I got the idea for this post from a Twitter thread. I thought such discussions were dead but clearly they’re not, and decided to shed some light on this, having dealt with backup at insane scale in a previous life.
It doesn’t matter what a feature is called – can you use it to recover? And, if the answer is yes, how quickly and under which scenarios? And what are the downsides?
Continue reading “Are Snapshots backups? And what do you need to protect against?”
Recently, HPE Nimble released new systems (the 20/40/60/80 line, replacing the 1000/3000/5000/7000/9000 ones).
I don’t cover press releases – you can find this elsewhere. I’d rather talk about the cool stuff.
Continue reading “New HPE Nimble Systems are Ready for SCM and NVMe”
It recently came to my attention that Dell is now advertising some kind of benchmark that shows one of their platforms can be faster than Nimble in some very specific test of their own concoction.
While I don’t doubt that’s possible (indeed, we could do it the other way around), it may be worthwhile investigating what’s prompting the attack.
I also wanted to point out the various technically fishy points of the benchmark.
Continue reading “When Terrified Vendors Attack: The Dell Edition”
I got the idea for this post after seeing certain vendors claim they were the first and only with certain data reduction technologies (I’m not talking about dedupe and compression). I thought – how come Nimble never made a big deal about this? After all, what those vendors were claiming didn’t seem to be very interesting compared to how Nimble systems efficiently write data… yet those vendors were acting as if they’d cured a particularly virulent disease.
Nimble systems naturally avoid any wasted space when writing. This is an inherent part of the design and not something that was added later.
Continue reading “How Nimble Storage Systems do Block Folding”
Just a quick post to address something many people either get wrong or just live with due to convenience.
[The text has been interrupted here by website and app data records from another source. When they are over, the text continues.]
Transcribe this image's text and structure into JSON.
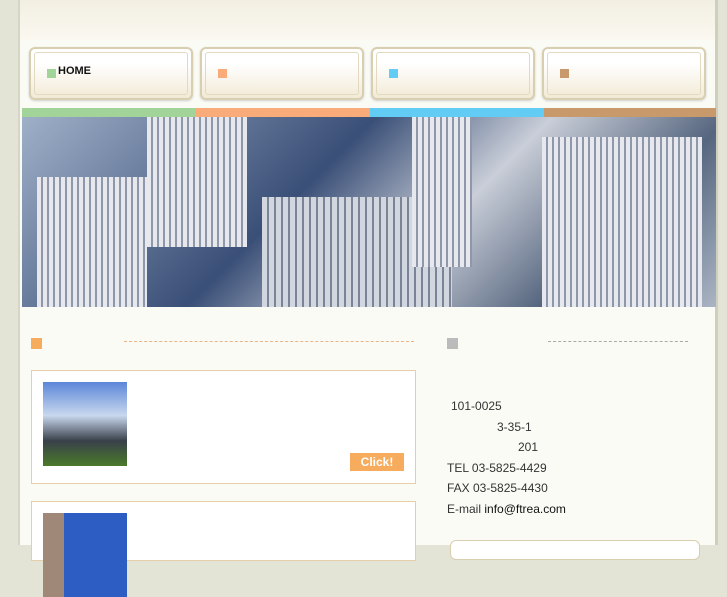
{
  "nav": {
    "items": [
      {
        "label": "HOME",
        "color": "#a2d49a"
      },
      {
        "label": "",
        "color": "#f9ab7a"
      },
      {
        "label": "",
        "color": "#62ccf4"
      },
      {
        "label": "",
        "color": "#c8996a"
      }
    ]
  },
  "colors": {
    "strip": [
      "#a2d49a",
      "#f9ab7a",
      "#62ccf4",
      "#c8996a"
    ],
    "news_accent": "#f7ab5c",
    "info_accent": "#bbbbbb"
  },
  "news": {
    "cards": [
      {
        "button": "Click!"
      },
      {
        "button": ""
      }
    ]
  },
  "company": {
    "postal": "101-0025",
    "address1": "3-35-1",
    "address2": "201",
    "tel": "TEL 03-5825-4429",
    "fax": "FAX 03-5825-4430",
    "email_label": "E-mail",
    "email": "info@ftrea.com"
  }
}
In summary: Please, let’s stop using average I/O sizes to characterize storage system performance. It’s wrong and doesn’t describe how the real world works. Using an average number is as bad as using small block 100% read numbers shown in vanity benchmarks. Neither is representative of real life.
Using a single I/O size for benchmarking became a practice for a vanity benchmark and to provide a level playing field to compare multiple products.
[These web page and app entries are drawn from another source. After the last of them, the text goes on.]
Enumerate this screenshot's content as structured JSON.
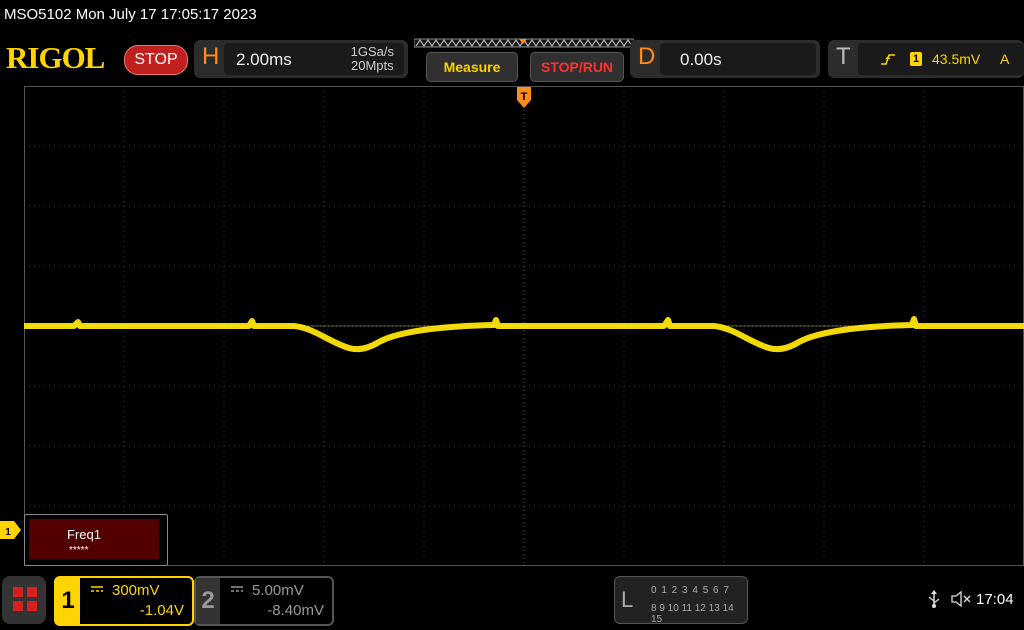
{
  "header": {
    "title": "MSO5102  Mon July 17 17:05:17 2023",
    "logo": "RIGOL",
    "status": "STOP"
  },
  "horizontal": {
    "letter": "H",
    "timebase": "2.00ms",
    "sample_rate": "1GSa/s",
    "memory_depth": "20Mpts"
  },
  "buttons": {
    "measure": "Measure",
    "stop_run": "STOP/RUN"
  },
  "delay": {
    "letter": "D",
    "value": "0.00s"
  },
  "trigger": {
    "letter": "T",
    "source": "1",
    "level": "43.5mV",
    "mode": "A",
    "marker_label": "T"
  },
  "measurement": {
    "name": "Freq1",
    "value": "*****"
  },
  "channel1": {
    "number": "1",
    "scale": "300mV",
    "offset": "-1.04V",
    "color": "#ffd400",
    "marker_label": "1"
  },
  "channel2": {
    "number": "2",
    "scale": "5.00mV",
    "offset": "-8.40mV",
    "color": "#999999"
  },
  "logic": {
    "letter": "L",
    "row1": "0 1 2 3   4 5 6 7",
    "row2": "8  9 10 11  12 13 14 15"
  },
  "status_bar": {
    "usb_icon": "usb-icon",
    "sound_icon": "muted-speaker-icon",
    "time": "17:04"
  }
}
But, ultimately, even though the goal of comparing different systems is desirable, using a single I/O size is fundamentally flawed.
Continue reading “Why it is Incorrect to use Average Block Size for Storage Performance Benchmarking”